For example, she has a pillow design that is all done in a chain-stitch, and she had three different women stitch it. "One did it in very loose stitches; she apologized for how loose they were. But it looked like a Van Gogh painting. Another's stitches were very tight, and it looked gorgeous. The third woman didn't know how to do the chain stitch, so she did the daisy stitch, and hers looked like Monet.
"So," she advises, "you should not be afraid to try new things."
She likes crewel because of the variety it offers. "I get bored just doing one stitch." She started out just doing crewel designs.

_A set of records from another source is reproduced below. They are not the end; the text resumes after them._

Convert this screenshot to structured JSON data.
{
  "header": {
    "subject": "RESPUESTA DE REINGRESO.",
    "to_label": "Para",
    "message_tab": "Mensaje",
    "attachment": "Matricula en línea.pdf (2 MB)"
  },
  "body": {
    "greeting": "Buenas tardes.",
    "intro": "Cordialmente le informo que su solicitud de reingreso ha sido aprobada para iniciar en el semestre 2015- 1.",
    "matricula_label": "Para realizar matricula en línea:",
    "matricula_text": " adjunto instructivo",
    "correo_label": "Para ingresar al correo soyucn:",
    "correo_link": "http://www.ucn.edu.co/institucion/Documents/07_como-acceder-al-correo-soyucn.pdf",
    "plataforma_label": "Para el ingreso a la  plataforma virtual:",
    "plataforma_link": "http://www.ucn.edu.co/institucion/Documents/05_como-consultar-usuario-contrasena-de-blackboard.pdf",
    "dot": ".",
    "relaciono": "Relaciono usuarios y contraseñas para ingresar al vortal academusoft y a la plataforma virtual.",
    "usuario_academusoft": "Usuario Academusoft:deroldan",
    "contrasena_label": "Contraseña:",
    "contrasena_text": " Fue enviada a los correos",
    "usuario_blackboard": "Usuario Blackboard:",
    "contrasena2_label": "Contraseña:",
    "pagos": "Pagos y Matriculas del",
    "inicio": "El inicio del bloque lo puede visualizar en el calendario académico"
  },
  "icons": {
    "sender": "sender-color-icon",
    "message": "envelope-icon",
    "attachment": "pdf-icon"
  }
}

Then The Stitchery catalog folks asked her to do some of her designs in needlepoint. "Then they wanted hand-painted canvases, so I went to that."
That has become the big thing in needlepoint, she says. "Needlepoint has gone to a new level," she says. "People will now invest in a canvas that costs hundreds of dollars and spend even more on the thread. There are so many different kinds of threads and yarns available now." She has recently tried doing needlepoint with ribbon, and "that's been a lot of fun."
Barrani's designs are available through needlework catalogs and also on her Web site, www.tapistree.com.
In addition to designing, she's been involved in other projects over the years. One involved lining up volunteers and coordinating work to restore Elizabethan bed curtains for the Sulgrave Manor in England.
This is the home of the ancestors of George Washington, "and they wanted the work to be a joint project between American and British stitchers." Barrani got recruited because she happened to be at a needle arts show in England, where the manor house had a booth. "They produced kits for the embroidery, and I had to find stitchers who would buy the kits, do the work and donate them back."
The project took six years, "but I felt so honored to be involved," says Barrani. "In Utah, we're so connected to the pioneers. But we don't always get into the colonial period. I now feel such a connection to George Washington and his family." In fact, Barrani, who still likes to paint, is currently working on painted portraits of Lawrence and Amphyllis Washington, the builders of Sulgrave Manor, that she hopes will hang there.
This year, she was also asked by the National NeedleArts Association to do a panel for a breast cancer exhibit that will travel around the country.
So, she says, there's always plenty going on. "Sometimes I think I'm ready to quit and just do my own projects. I'd love to paint great paintings and make great tapestries. I want to paint to document Libyan life. I've been saving up yarn for 20 years for a tapestry of bedouins I want to do. Then someone writes to say how much they like my designs, and they say, 'Don't ever quit; we need new designs,' and I realize I still have a lot more things in mind."
It has been, she says, quite a ride.